## EXERCISE REQUIREMENTS
Show, in full, each line of the data that contains "shipping".
▽
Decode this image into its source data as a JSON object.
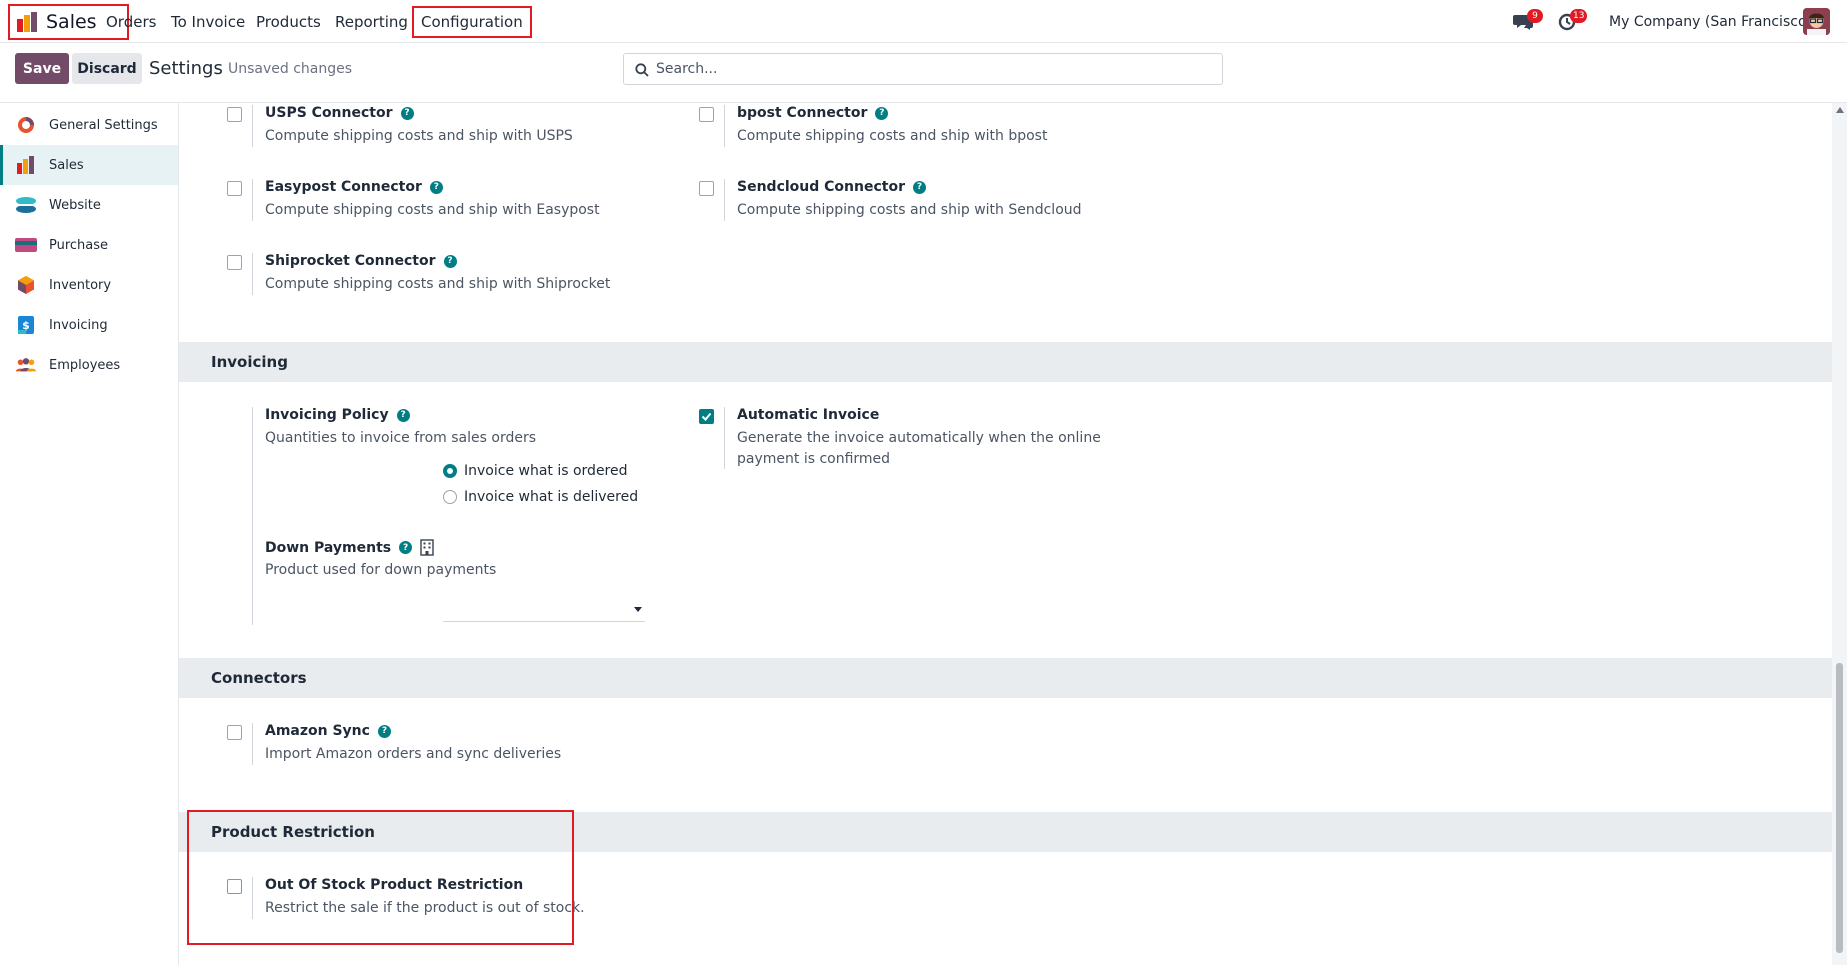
{
  "navbar": {
    "app_name": "Sales",
    "menu": [
      "Orders",
      "To Invoice",
      "Products",
      "Reporting",
      "Configuration"
    ],
    "messages_count": "9",
    "activities_count": "13",
    "company": "My Company (San Francisco)"
  },
  "control_panel": {
    "save_label": "Save",
    "discard_label": "Discard",
    "title": "Settings",
    "status": "Unsaved changes",
    "search_placeholder": "Search..."
  },
  "sidebar": {
    "items": [
      {
        "label": "General Settings",
        "icon": "general-settings-icon"
      },
      {
        "label": "Sales",
        "icon": "sales-app-icon",
        "active": true
      },
      {
        "label": "Website",
        "icon": "website-app-icon"
      },
      {
        "label": "Purchase",
        "icon": "purchase-app-icon"
      },
      {
        "label": "Inventory",
        "icon": "inventory-app-icon"
      },
      {
        "label": "Invoicing",
        "icon": "invoicing-app-icon"
      },
      {
        "label": "Employees",
        "icon": "employees-app-icon"
      }
    ]
  },
  "shipping": {
    "usps": {
      "title": "USPS Connector",
      "desc": "Compute shipping costs and ship with USPS",
      "checked": false
    },
    "bpost": {
      "title": "bpost Connector",
      "desc": "Compute shipping costs and ship with bpost",
      "checked": false
    },
    "easypost": {
      "title": "Easypost Connector",
      "desc": "Compute shipping costs and ship with Easypost",
      "checked": false
    },
    "sendcloud": {
      "title": "Sendcloud Connector",
      "desc": "Compute shipping costs and ship with Sendcloud",
      "checked": false
    },
    "shiprocket": {
      "title": "Shiprocket Connector",
      "desc": "Compute shipping costs and ship with Shiprocket",
      "checked": false
    }
  },
  "invoicing": {
    "section_title": "Invoicing",
    "policy": {
      "title": "Invoicing Policy",
      "desc": "Quantities to invoice from sales orders",
      "options": [
        "Invoice what is ordered",
        "Invoice what is delivered"
      ],
      "selected": "Invoice what is ordered"
    },
    "automatic_invoice": {
      "title": "Automatic Invoice",
      "desc": "Generate the invoice automatically when the online payment is confirmed",
      "checked": true
    },
    "down_payments": {
      "title": "Down Payments",
      "desc": "Product used for down payments",
      "value": ""
    }
  },
  "connectors": {
    "section_title": "Connectors",
    "amazon": {
      "title": "Amazon Sync",
      "desc": "Import Amazon orders and sync deliveries",
      "checked": false
    }
  },
  "product_restriction": {
    "section_title": "Product Restriction",
    "out_of_stock": {
      "title": "Out Of Stock Product Restriction",
      "desc": "Restrict the sale if the product is out of stock.",
      "checked": false
    }
  },
  "colors": {
    "brand": "#714b67",
    "accent": "#017e84",
    "highlight": "#e01b24"
  }
}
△
## THE COMPLETED TASK
  "shipping": {
      "desc": "Compute shipping costs and ship with USPS",
      "desc": "Compute shipping costs and ship with bpost",
      "desc": "Compute shipping costs and ship with Easypost",
      "desc": "Compute shipping costs and ship with Sendcloud",
      "desc": "Compute shipping costs and ship with Shiprocket",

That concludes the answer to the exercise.